Naturally enough, credit cards are big business in the developed world. As money becomes more and more abstract, as numbers disappear in front of us at autotellers and down telephone lines, the credit card sits in our hands as some kind of assurance against loss. Of everything except our haemorrhaging bank balances that is. Unlike dirty ole money, this object never really leaves our possession. It differentiates my money from yours, and adds to the feeling that status objects can improve the quality of the owner’s life. Needless to say, nothing could be further from the truth. Ask any credit junkie.

When credit cards first appeared at the turn of the century, they allowed companies to identify those customers who had accounts from those who did not. Not much has changed since then. Each company had a different card that could only be used by the company or store that issued it. By the time the Charg-It card company emerged in New York in 1947, banks and other financial institutions began to get interested in the possibilities of more universal cards. But not before the postwar leisure and travel corporations, who really set up and then cashed in on the gigantic credit card potential. Indeed, Diners Club and American Express would have gotten nowhere without the expanding influence of tourism and package holidays. Like any other commodity, vacations and tours could be bundled up and packaged — just like the tourist. Possession of the appropriate card helped assure its holder access to safe yet exotic locations and activities around the globe. Why leave home without one?

According to English critic Deyan Sudjic, pseudo-mystic graphics and US dollar bill allusions confer upon the Amex card a cult object status. As long as the thing doesn’t bounce, this plastic greenback is the perfect icon of American consumption: unlimited and all-pervasive. Although, as the ads used to have it, the card “says more about you than cash ever can”, credit is still not universally accepted as better than cash. Just try getting a waiter in an east-European restaurant to take Amex instead of hard currency.

When the language and form of the credit card is used by designers for other purposes, it’s perhaps in the hope of invoking a little of the same aura. Looking for a new radio, or perhaps an extension to your computer or personal organiser? You’re sure to find a card you want to take home with you. You may not get the same photo-ID, free rewards or 24 hour service that the credit card companies offer; but you will add amazing functionality to your cardholder, wallet or handbag.

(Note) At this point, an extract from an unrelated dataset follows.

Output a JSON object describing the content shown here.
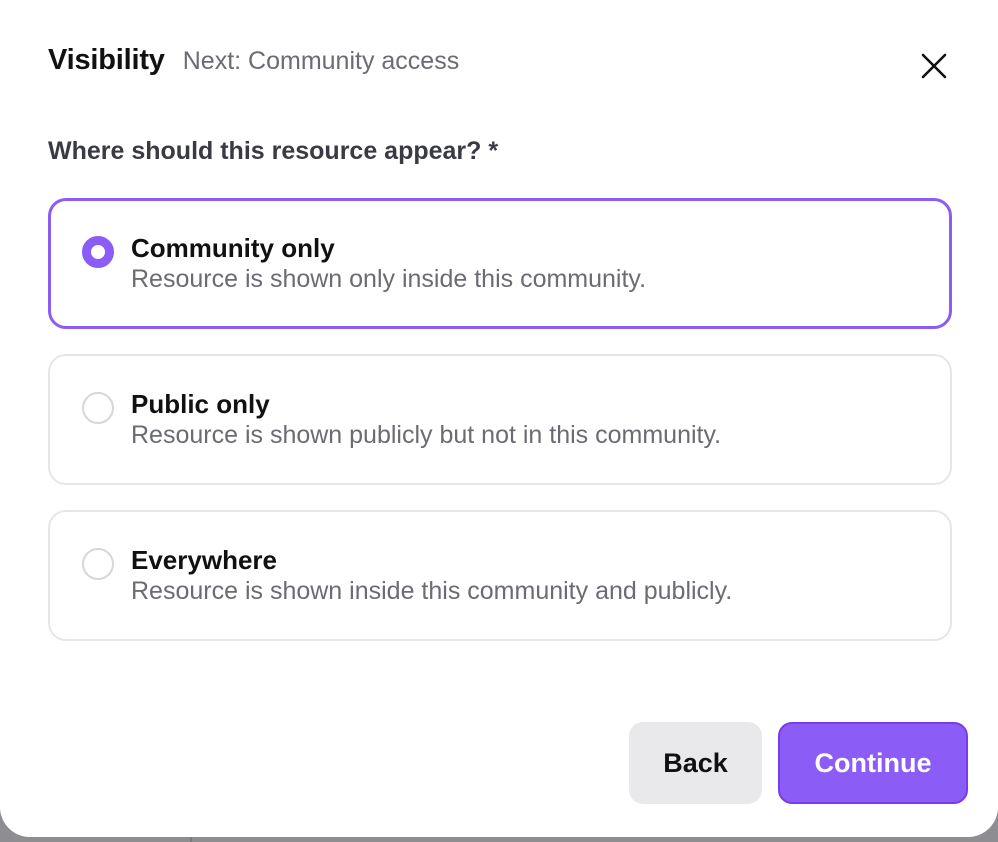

In Japan, Sony have particularly taken to the credit card module in the design of its miniature electronic systems. The Sony Clip Radio system for example, allows the listener to clip a small set of earphones to a “credit card” tuned to an individual radio station. To change the station simply change the card. Like so much of contemporary consumer culture, the Japanese have taken an American invention and transformed it into an innovative product that fits the contours and dimensions encountered in other aspects of everyday life.

With the spread of these new “credit cards” it seems we can get even more of what we want when and where we want it. And as we’ve come to expect from the credit era, always at a price.